Evil Editor said...

It was Marty McFly's mom who had the hots for him.

Marty knew that was his mom, and he nobly refrained from revealing his true feelings. But let's get real. He wanted her.

Anony Mouse #173 said...

I'm a bit puzzled by just how indignant writers here get whenever someone queries a book they think breaks some rule or other. "How dare you query a 50,000 word novel! Or write a book without a happily ever after! Or even--worst of all--break all the rules about angels!"

Is it just me or, issues of professionalism aside, is there such a think as getting too caught up in the rules?

Don't writers need to bring their own judgment into play, and balance any rules they hear against their own sense of what the story wants, and then just go ahead and take the marketing risks that go with that?

Isn't every story a marketing risk, no matter how many rules you follow, more likely to not sell than otherwise? Doesn't doing what's right for the story do more to improve a book's chances than, say, cramming a happily-ever-after ending onto an exactly-100,000-word angel-free book, if none of those things belong there anyway?

Umbrella Girl said...

I'd read this book in a second because I like this kind of stuff.
If it's available for a sneak preview, let me know. The Time Traveler's Wife was a huge seller, and it took some really strange twists. I liked it a lot, and my sister is enjoying it now.

I agree with December, though. You should label it as romantic women's fiction if the couple don't end up together in the end. Which may be better for you in the long run since romances generally disappear the month after they're printed - or so I've been told by an author who writes them.

And imho, just because the couple doesn't end up together doesn't mean there's not a happy ending. A satisfying ending is all that's necessary in women's fiction. I hope you have great luck with it.

ver: eququp. Excuse me.

Anonymous said...

Reverse the roles in those Red Stripe commercials and you'd have the NAACP, Nation of Islam, the UN, and all those phony Liberals breathing down your neck so hard you'd be better off standing in the middle of a street in Somalia with an American flag.

December Quinn said...

I'm a bit puzzled by just how indignant writers here get whenever someone queries a book they think breaks some rule or other. "How dare you query a 50,000 word novel! Or write a book without a happily ever after!

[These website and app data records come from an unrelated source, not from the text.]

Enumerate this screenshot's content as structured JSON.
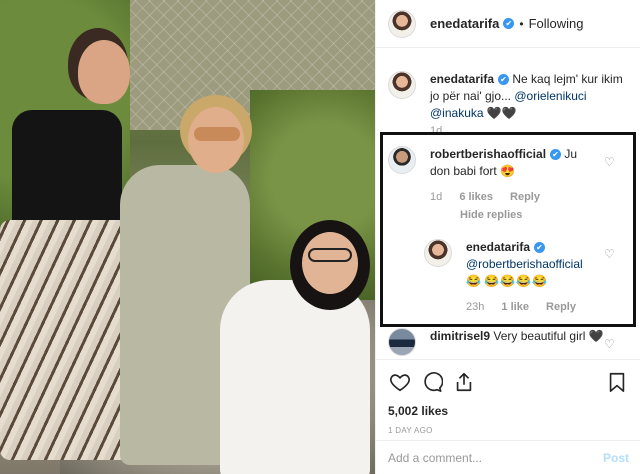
{
  "post": {
    "username": "enedatarifa",
    "follow_status": "Following",
    "separator": "•"
  },
  "caption": {
    "username": "enedatarifa",
    "text": "Ne kaq lejm' kur ikim jo për nai' gjo...",
    "mention1": "@orielenikuci",
    "mention2": "@inakuka",
    "hearts": "🖤🖤",
    "time": "1d"
  },
  "comments": [
    {
      "username": "robertberishaofficial",
      "text": "Ju don babi fort",
      "emoji": "😍",
      "time": "1d",
      "likes": "6 likes",
      "reply": "Reply",
      "hide_replies": "Hide replies"
    },
    {
      "username": "enedatarifa",
      "mention": "@robertberishaofficial",
      "emoji1": "😂",
      "emojis": "😂😂😂😂",
      "time": "23h",
      "likes": "1 like",
      "reply": "Reply"
    },
    {
      "username": "dimitrisel9",
      "text": "Very beautiful girl",
      "emoji": "🖤"
    }
  ],
  "actions": {
    "likes": "5,002 likes",
    "time_ago": "1 DAY AGO"
  },
  "add_comment": {
    "placeholder": "Add a comment...",
    "post_label": "Post"
  },
  "icons": {
    "verified": "✔",
    "heart": "♡",
    "like": "heart-icon",
    "comment": "comment-icon",
    "share": "share-icon",
    "save": "bookmark-icon"
  }
}
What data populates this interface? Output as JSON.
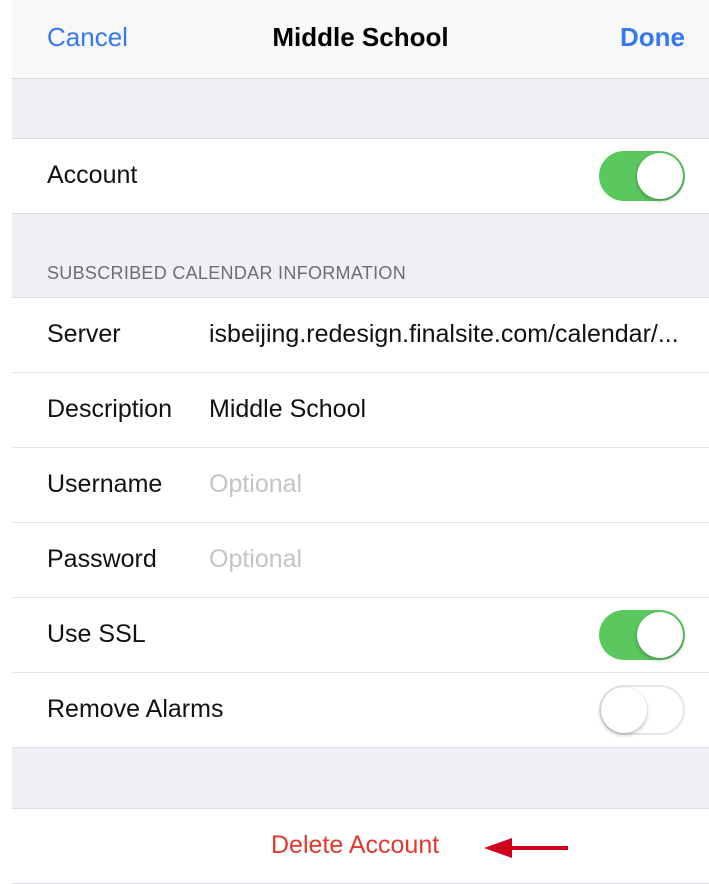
{
  "nav": {
    "cancel_label": "Cancel",
    "title": "Middle School",
    "done_label": "Done"
  },
  "account": {
    "label": "Account",
    "toggle_on": true
  },
  "section_header": "SUBSCRIBED CALENDAR INFORMATION",
  "fields": {
    "server": {
      "label": "Server",
      "value": "isbeijing.redesign.finalsite.com/calendar/..."
    },
    "description": {
      "label": "Description",
      "value": "Middle School"
    },
    "username": {
      "label": "Username",
      "placeholder": "Optional"
    },
    "password": {
      "label": "Password",
      "placeholder": "Optional"
    }
  },
  "use_ssl": {
    "label": "Use SSL",
    "toggle_on": true
  },
  "remove_alarms": {
    "label": "Remove Alarms",
    "toggle_on": false
  },
  "delete_label": "Delete Account",
  "colors": {
    "accent_blue": "#3478f6",
    "toggle_green": "#5ac85f",
    "destructive_red": "#e03a2f",
    "annotation_arrow": "#d0021b"
  }
}
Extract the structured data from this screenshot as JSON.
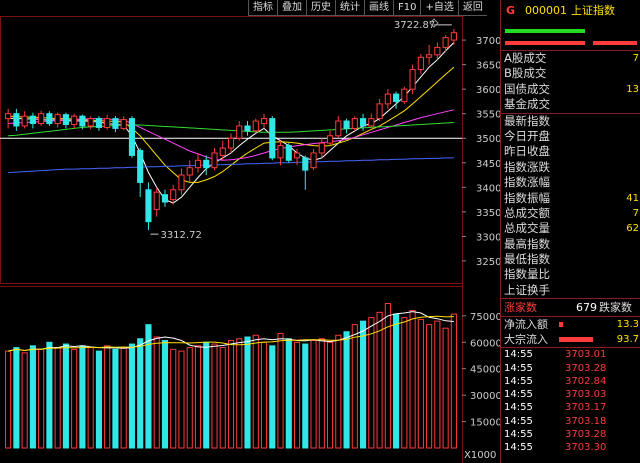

Or even--worst of all--break all the rules about angels!"

Is it just me or, issues of professionalism aside, is there such a think as getting too caught up in the rules?


I wasn't being indignant, I hope I didn't come off that way. I was just pointing out that according to most agents and editors in the romance industry, a book without a HEA isn't a romance. It won't sell and they won't buy it.

I didn't say it wasn't a good book or a good idea. Just that it would probably have a better shot at publication if marketed as romantic women's fiction, not romance, whose buyers expect a HEA.

To me that's not anything about rules, just common sense. You want to present your book to the markets most likely to buy it, right? So why send a book about gardening to a sci-fi publisher?